Due to its long industrial tradition, the Czech Republic contains thousands of disused industrial, agricultural, military and mining sites, i.e. brownfields, that are gradually deteriorating and are often ecologically burdened. Nevertheless, there is a chance that new uses can be found for these sites.

09.11.2006

“These areas have great investment potential. They can benefit from their advantageous locations and existing infrastructure, as well as from the possibility to apply for financial aid through European Union structural funds. However, in the Czech Republic there is currently no complete database of brownfields, which would contain all types of such properties and keep track of conditions for their future use,” says Zdenek Jana, director of CzechInvest’s Business Properties and Infrastructure Division.

In cooperation with individual regions, CzechInvest therefore decided to conduct the Brownfield Research Study, the preliminary results of which were made public yesterday within the first annual Brownfields Invest Czech international conference. “On the basis of the finished research, we can say that there are perhaps 12,000 hectares of brownfields in the Czech Republic,” Zdenek Jana explains. “It is apparent from the study that more than 65% of brownfields are under private ownership and approximately 40% of these properties are in some way ecologically burdened.”

The Brownfields Invest Czech conference, held under the auspices of the Ministry of Industry and Trade at the renovated sewage-treatment plant in Prague’s Bubenec district, is now in its second day. “The first day belonged to specialists from Great Britain, which has twenty years’ experience in the area of brownfield regeneration and can convey to us processes that have proven effective in regenerating brownfields,” says Jakub Mikulasek, COO of CzechInvest. “The conference has featured the participation of experts in removing ecological burdens who have already implemented a range of successful projects." Partners of the conference include the British Embassy in Prague, UK Trade & Investment – an agency of the British government, The Association for Foreign Investment and company EarthTech.

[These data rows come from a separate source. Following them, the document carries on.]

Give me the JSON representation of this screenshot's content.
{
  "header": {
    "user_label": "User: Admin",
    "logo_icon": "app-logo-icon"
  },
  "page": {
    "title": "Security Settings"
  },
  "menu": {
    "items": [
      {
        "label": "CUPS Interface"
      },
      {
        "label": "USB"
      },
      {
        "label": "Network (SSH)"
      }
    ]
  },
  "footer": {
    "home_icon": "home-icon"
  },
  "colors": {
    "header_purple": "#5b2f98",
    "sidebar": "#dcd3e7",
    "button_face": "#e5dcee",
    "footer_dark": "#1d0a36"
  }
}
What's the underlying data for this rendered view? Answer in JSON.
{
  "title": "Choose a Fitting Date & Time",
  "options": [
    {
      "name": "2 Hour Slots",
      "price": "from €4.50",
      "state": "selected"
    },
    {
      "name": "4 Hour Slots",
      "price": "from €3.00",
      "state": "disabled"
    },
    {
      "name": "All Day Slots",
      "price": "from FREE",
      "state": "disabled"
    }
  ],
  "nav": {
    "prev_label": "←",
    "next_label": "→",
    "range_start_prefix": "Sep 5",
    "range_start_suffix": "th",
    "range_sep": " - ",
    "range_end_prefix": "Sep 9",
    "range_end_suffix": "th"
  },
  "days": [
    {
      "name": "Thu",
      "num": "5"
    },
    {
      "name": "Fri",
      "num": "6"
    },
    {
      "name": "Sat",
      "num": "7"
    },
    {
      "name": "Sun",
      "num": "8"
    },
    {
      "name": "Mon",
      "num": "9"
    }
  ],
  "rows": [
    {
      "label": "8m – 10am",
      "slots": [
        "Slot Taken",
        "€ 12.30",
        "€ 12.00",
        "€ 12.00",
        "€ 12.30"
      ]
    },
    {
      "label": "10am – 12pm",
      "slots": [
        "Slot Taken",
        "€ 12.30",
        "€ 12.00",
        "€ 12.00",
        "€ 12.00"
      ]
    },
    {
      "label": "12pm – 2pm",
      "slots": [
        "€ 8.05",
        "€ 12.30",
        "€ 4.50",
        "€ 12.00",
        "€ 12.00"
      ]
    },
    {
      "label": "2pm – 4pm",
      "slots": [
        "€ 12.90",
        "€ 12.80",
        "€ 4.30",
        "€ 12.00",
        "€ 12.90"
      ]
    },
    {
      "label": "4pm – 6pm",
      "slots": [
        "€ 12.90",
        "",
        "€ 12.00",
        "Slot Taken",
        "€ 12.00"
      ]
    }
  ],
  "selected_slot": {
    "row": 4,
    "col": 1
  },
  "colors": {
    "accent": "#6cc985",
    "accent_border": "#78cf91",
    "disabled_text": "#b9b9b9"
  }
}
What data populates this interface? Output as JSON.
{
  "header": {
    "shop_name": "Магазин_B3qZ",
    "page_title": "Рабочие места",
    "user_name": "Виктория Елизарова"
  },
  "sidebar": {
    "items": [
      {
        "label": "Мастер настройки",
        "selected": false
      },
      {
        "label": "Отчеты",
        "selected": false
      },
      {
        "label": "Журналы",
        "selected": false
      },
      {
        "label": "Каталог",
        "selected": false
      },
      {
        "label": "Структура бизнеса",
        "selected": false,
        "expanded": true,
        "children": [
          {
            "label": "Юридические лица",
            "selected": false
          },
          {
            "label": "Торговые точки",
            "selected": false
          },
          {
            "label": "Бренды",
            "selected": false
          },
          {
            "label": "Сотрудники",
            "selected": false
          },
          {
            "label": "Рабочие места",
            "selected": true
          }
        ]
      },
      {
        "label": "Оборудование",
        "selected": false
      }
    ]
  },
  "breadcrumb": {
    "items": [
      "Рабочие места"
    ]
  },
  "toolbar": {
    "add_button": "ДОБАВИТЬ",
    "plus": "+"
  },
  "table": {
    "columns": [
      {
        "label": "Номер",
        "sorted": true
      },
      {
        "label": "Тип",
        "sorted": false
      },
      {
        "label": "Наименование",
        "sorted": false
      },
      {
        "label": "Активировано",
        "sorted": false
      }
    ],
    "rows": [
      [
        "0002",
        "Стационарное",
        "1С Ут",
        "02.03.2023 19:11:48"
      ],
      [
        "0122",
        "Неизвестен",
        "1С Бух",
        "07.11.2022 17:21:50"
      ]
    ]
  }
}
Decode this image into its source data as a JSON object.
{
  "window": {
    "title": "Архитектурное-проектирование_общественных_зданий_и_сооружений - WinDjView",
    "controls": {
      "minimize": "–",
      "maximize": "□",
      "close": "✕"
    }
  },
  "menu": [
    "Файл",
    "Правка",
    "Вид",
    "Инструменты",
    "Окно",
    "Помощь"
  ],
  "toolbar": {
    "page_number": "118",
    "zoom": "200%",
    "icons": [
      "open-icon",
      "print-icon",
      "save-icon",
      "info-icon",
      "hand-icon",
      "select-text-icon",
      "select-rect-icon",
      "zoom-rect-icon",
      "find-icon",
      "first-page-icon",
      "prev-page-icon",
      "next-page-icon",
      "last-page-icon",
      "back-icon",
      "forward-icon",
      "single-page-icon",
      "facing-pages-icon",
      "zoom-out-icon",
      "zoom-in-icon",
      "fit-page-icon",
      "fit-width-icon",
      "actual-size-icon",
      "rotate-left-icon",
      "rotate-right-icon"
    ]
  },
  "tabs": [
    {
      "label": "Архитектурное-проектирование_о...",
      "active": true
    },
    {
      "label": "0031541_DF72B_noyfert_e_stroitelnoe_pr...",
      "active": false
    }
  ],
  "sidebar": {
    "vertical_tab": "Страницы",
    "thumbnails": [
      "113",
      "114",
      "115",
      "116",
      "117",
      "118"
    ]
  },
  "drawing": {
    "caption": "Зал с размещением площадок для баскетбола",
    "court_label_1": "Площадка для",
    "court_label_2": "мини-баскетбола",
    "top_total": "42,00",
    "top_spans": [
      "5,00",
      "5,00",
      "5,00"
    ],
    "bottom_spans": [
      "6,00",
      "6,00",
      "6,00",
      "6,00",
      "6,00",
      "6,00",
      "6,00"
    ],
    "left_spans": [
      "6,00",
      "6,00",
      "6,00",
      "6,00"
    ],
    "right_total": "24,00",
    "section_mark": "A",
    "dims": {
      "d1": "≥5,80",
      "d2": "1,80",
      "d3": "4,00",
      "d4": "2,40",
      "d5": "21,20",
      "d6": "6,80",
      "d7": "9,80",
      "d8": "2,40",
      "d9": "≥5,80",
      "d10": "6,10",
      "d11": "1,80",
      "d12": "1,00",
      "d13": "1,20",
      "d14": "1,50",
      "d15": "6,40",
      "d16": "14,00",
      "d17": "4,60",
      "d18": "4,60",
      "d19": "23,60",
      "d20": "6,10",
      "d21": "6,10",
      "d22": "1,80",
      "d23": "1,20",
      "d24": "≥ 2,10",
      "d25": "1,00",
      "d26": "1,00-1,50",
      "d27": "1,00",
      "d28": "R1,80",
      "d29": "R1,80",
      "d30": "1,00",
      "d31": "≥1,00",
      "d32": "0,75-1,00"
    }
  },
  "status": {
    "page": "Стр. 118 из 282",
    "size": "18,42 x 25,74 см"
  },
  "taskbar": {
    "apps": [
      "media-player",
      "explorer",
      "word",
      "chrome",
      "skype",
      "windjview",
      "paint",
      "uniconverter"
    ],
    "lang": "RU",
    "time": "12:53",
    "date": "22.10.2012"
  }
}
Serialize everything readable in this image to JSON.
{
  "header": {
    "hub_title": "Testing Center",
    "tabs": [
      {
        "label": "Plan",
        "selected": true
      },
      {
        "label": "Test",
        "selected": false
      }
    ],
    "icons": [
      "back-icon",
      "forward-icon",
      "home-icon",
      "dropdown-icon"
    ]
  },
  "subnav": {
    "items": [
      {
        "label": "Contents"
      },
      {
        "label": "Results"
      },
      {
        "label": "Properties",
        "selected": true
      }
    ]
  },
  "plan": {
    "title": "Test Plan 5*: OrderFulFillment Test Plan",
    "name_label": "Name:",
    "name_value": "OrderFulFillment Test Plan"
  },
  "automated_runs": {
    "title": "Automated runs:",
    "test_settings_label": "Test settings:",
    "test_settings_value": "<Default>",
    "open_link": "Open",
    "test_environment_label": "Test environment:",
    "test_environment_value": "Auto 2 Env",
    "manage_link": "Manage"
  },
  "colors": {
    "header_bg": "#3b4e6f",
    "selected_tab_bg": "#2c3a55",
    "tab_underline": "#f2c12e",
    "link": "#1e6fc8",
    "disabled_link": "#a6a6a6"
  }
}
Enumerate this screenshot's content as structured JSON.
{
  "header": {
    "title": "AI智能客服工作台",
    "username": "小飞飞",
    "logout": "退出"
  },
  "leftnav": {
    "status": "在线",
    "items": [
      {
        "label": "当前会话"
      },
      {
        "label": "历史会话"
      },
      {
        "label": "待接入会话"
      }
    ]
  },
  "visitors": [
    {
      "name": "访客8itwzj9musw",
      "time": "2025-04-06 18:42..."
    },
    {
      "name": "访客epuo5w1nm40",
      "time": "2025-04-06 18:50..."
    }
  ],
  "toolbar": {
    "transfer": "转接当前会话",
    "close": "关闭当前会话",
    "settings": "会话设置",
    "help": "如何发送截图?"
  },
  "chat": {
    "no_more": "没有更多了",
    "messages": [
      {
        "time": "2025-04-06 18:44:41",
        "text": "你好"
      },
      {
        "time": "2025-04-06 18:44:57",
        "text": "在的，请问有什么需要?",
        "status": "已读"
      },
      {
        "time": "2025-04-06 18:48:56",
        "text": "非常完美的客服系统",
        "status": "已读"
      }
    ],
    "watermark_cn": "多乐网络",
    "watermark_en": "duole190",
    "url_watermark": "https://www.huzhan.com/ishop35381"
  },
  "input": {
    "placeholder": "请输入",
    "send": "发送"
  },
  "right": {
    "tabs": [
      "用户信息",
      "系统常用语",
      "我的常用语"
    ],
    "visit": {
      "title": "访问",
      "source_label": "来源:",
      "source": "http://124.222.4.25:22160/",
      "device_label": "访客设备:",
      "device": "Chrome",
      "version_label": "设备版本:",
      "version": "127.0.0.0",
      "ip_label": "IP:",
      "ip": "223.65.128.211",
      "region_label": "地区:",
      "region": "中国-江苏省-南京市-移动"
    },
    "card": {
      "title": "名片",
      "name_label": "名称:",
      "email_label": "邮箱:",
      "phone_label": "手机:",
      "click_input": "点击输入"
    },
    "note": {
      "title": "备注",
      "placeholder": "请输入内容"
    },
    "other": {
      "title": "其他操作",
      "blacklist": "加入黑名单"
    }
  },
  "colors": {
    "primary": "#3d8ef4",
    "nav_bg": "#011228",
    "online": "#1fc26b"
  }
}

“We are pleased by the diversity of the participants in the conference. There are private developers, representatives of financial institutions, architects, representatives of regions and of the state administration, and owners of brownfields," adds Lenka Pohlodkova, project manager at CzechInvest. “In the conference areas, there are charted brownfields with detailed descriptions of the sites. If an investor is interested in a particular brownfield, he or she can address the site’s owner directly."